---------- Dataset records

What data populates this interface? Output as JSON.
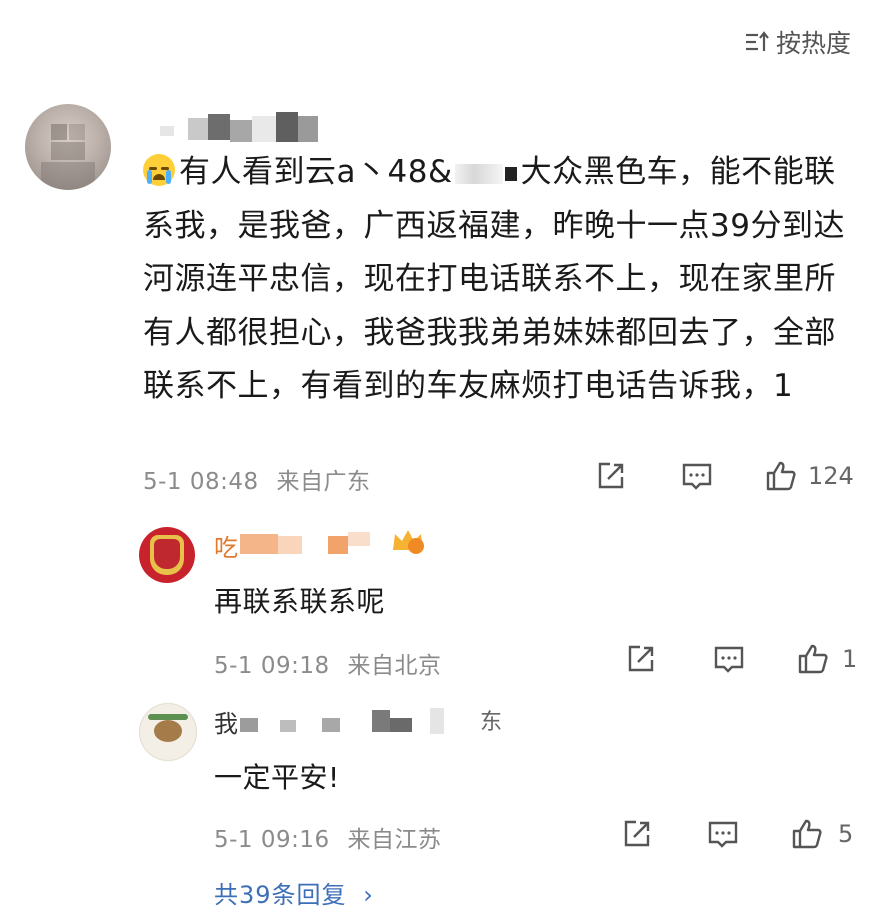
{
  "header": {
    "sort_label": "按热度",
    "sort_icon": "sort-icon"
  },
  "post": {
    "name_visible": "",
    "text_part1": "有人看到云a丶48&",
    "text_part2": "大众黑色车，能不能联系我，是我爸，广西返福建，昨晚十一点39分到达河源连平忠信，现在打电话联系不上，现在家里所有人都很担心，我爸我我弟弟妹妹都回去了，全部联系不上，有看到的车友麻烦打电话告诉我，1",
    "timestamp": "5-1 08:48",
    "location": "来自广东",
    "like_count": "124"
  },
  "replies": [
    {
      "name_prefix": "吃",
      "text": "再联系联系呢",
      "timestamp": "5-1 09:18",
      "location": "来自北京",
      "like_count": "1"
    },
    {
      "name_prefix": "我",
      "name_suffix": "东",
      "text": "一定平安!",
      "timestamp": "5-1 09:16",
      "location": "来自江苏",
      "like_count": "5"
    }
  ],
  "footer": {
    "more_replies": "共39条回复",
    "more_icon": "chevron-right-icon"
  },
  "colors": {
    "username_accent": "#e07a2f",
    "link": "#3d6fb7",
    "meta": "#8b8b8b"
  }
}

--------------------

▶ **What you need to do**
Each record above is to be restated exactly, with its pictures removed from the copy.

▶ **Answer for this exercise**
What data populates this interface? Output as JSON.
{
  "header": {
    "sort_label": "按热度",
    "sort_icon": "sort-icon"
  },
  "post": {
    "name_visible": "",
    "text_part1": "有人看到云a丶48&",
    "text_part2": "大众黑色车，能不能联系我，是我爸，广西返福建，昨晚十一点39分到达河源连平忠信，现在打电话联系不上，现在家里所有人都很担心，我爸我我弟弟妹妹都回去了，全部联系不上，有看到的车友麻烦打电话告诉我，1",
    "timestamp": "5-1 08:48",
    "location": "来自广东",
    "like_count": "124"
  },
  "replies": [
    {
      "name_prefix": "吃",
      "text": "再联系联系呢",
      "timestamp": "5-1 09:18",
      "location": "来自北京",
      "like_count": "1"
    },
    {
      "name_prefix": "我",
      "name_suffix": "东",
      "text": "一定平安!",
      "timestamp": "5-1 09:16",
      "location": "来自江苏",
      "like_count": "5"
    }
  ],
  "footer": {
    "more_replies": "共39条回复",
    "more_icon": "chevron-right-icon"
  },
  "colors": {
    "username_accent": "#e07a2f",
    "link": "#3d6fb7",
    "meta": "#8b8b8b"
  }
}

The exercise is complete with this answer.